- For Immediate Release:
- Statement From:
Norman E. "Ned" Sharpless, MD
Acting Commissioner of Food and Drugs - Food and Drug Administration
The U.S. Food and Drug Administration is committed to helping facilitate American patients’ access to lower-cost generic medicines by taking steps to enhance and streamline the development and approval process of high-quality generic drugs. The U.S. already has one of the most effective and efficient generic markets in the world. Generic drugs represented 90% of U.S. prescriptions dispensed in 2017, and the FDA approved or tentatively approved more than 2,000 generic drug applications in 2017 and 2018 alone. But, there is more we may be able to do to facilitate a stable, competitive market.
The agency’s previous efforts to help bolster the competitiveness of the generics market include: taking significant steps to support complex generic drug development and application review; prioritizing the review of certain generics; and publishing a list of off-patent, off-exclusivity brand drugs. Each of these efforts were aimed at getting more competitors into the market, which might drive down prices for consumers – all the while making sure generics meet the FDA’s approval standards and will be manufactured under our rigorous quality standards.
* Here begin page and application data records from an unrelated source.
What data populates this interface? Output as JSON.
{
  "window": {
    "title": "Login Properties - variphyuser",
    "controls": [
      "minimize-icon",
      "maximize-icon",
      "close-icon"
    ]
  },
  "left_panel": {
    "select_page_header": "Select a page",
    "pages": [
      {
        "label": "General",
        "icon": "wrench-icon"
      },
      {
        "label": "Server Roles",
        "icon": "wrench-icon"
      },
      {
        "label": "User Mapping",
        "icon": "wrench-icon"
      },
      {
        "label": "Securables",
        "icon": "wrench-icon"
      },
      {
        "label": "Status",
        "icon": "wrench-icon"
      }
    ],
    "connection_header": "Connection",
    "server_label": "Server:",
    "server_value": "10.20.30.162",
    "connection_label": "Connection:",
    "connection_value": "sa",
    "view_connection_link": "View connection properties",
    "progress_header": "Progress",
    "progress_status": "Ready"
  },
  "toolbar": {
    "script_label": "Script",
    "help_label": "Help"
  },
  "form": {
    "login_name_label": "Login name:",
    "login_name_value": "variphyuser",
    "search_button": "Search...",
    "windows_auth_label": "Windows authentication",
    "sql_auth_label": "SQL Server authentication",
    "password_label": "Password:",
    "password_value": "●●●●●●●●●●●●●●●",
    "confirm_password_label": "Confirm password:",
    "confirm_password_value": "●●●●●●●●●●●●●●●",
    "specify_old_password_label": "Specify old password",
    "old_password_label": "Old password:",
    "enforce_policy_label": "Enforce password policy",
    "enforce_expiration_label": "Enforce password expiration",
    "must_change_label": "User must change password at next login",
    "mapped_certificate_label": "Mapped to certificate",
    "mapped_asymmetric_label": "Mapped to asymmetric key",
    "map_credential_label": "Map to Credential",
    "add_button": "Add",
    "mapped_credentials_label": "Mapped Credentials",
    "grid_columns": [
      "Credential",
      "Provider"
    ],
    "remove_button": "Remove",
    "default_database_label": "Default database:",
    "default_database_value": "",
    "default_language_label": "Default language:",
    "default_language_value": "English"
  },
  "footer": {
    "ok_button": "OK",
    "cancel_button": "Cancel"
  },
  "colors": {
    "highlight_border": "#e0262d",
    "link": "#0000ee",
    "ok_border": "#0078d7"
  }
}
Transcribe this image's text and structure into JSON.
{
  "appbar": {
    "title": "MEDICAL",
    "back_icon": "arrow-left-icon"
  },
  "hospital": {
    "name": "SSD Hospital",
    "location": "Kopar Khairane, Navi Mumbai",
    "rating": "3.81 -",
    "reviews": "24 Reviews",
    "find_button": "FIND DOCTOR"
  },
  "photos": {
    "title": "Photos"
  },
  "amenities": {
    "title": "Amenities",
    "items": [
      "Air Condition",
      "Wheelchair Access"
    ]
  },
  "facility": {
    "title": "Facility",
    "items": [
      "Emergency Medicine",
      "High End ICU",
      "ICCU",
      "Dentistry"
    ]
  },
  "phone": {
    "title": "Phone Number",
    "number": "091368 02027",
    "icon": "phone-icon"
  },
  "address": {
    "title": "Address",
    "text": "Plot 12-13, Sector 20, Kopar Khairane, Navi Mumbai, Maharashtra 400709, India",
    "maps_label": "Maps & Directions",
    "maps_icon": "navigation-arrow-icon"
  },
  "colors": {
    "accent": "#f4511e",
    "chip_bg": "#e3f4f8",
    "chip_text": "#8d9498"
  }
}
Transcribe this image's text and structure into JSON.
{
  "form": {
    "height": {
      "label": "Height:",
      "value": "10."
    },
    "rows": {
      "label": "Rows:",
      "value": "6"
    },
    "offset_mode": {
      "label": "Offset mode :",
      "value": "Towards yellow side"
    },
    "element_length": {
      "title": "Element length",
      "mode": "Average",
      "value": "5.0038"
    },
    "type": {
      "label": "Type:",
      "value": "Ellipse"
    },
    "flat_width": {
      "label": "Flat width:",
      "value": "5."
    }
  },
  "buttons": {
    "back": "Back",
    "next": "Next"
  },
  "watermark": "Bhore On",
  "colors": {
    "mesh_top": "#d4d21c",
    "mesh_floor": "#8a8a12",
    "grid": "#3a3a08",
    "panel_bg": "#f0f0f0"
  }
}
We are working hard to reduce approval times and to enhance the efficiency of certain aspects of the submission process for generic drug applicants. We also are striving to provide the industry with greater transparency in order to provide greater certainty around timing of market entry and empower more informed decisions on how to prioritize their resources.
One area we have identified to help spur investment in generic drug development is the availability of resources that may help applicants predict when their application may be able to receive final approval and when they may begin marketing their product ‒ providing patients timelier access to high-quality, lower-cost medicines. As a result, today we are enhancing one of the agency’s most viewed databases for industry, the Paragraph IV Patent Certifications List, which provides information about exclusivity related to generic challenges of patents on “brand” drug products (180-day exclusivity).
A generic applicant can seek FDA approval to market a generic drug product before the expiration of a patent for the corresponding brand drug product by providing in its application a statement asserting that the patent is invalid, unenforceable or will not be infringed by that specific generic drug product. This statement, provided by the generic applicant as part of their Abbreviated New Drug Application (ANDA), is called a “Paragraph IV certification.”
Today, we are enhancing the Paragraph IV Patent Certifications List by adding several additional data points, including the status of any 180-day exclusivity decisions for individual drug products, along with other information about the dates of first approval, marketing status and expiration dates of blocking patents. Providing this information may help subsequent generic drug applicants determine when their products can be approved and marketed.
Before today, the list included the name of the drug product (along with the dosage form and strength) and the date on which the first substantially complete generic drug application that contained a Paragraph IV certification was submitted to the agency. Potential generic applicants may be able to infer from this information whether a generic drug application has been submitted to the FDA that might be eligible for 180-day exclusivity. With the update today, this new data may allow generic applicants to make more informed business decisions about which of their specific generic drug applications have a higher likelihood of being approved sooner. This data may also provide more public transparency into instances in which the FDA approves an ANDA with exclusivity, but the generic product is not marketed for an extended time which among other reasons may signal “gaming” tactics in the generic market.
In addition, we’re sharing the number of applicants that are potentially eligible for 180-day exclusivity. This information may inform other generic manufacturers’ decisions on whether to develop a generic drug for that product. These new data fields will be included for any drug products that are the subject of ANDAs with Paragraph IV patent certifications, beginning today.
Where the possibility of 180-day exclusivity for a product exists, once the exclusivity period has expired or eligibility for exclusivity has been relinquished or has been forfeited by the first generic drug applicants, other generic drugs that meet the approval requirements may then come to market. Our data shows that there are significant price decreases once there are at least three generic drugs on the market.
Related, though uncommon, sometimes a generic drug manufacturer previously granted final approval for a specific product may be court ordered to cease marketing due to patent infringement. To help ensure there’s a transparent process for how we handle post-approval patent infringement court orders and convert a final approval to a tentative approval, we intend to provide clarity to industry on how we handle this process in the near future.
Under our Drug Competition Action Plan, we will continue to look to provide greater clarity and transparency to generic drug applicants looking to bring their products to market. We intend to publish additional guidances and take other important policy steps to assist generic drug applicants.
Drug access is a public health concern, and more generic competition could help reduce prices, improve access to needed medicines, and benefit the public health.
The FDA, an agency within the U.S. Department of Health and Human Services, protects the public health by assuring the safety, effectiveness, and security of human and veterinary drugs, vaccines and other biological products for human use, and medical devices. The agency also is responsible for the safety and security of our nation’s food supply, cosmetics, dietary supplements, products that give off electronic radiation, and for regulating tobacco products.
- Sandy Walsh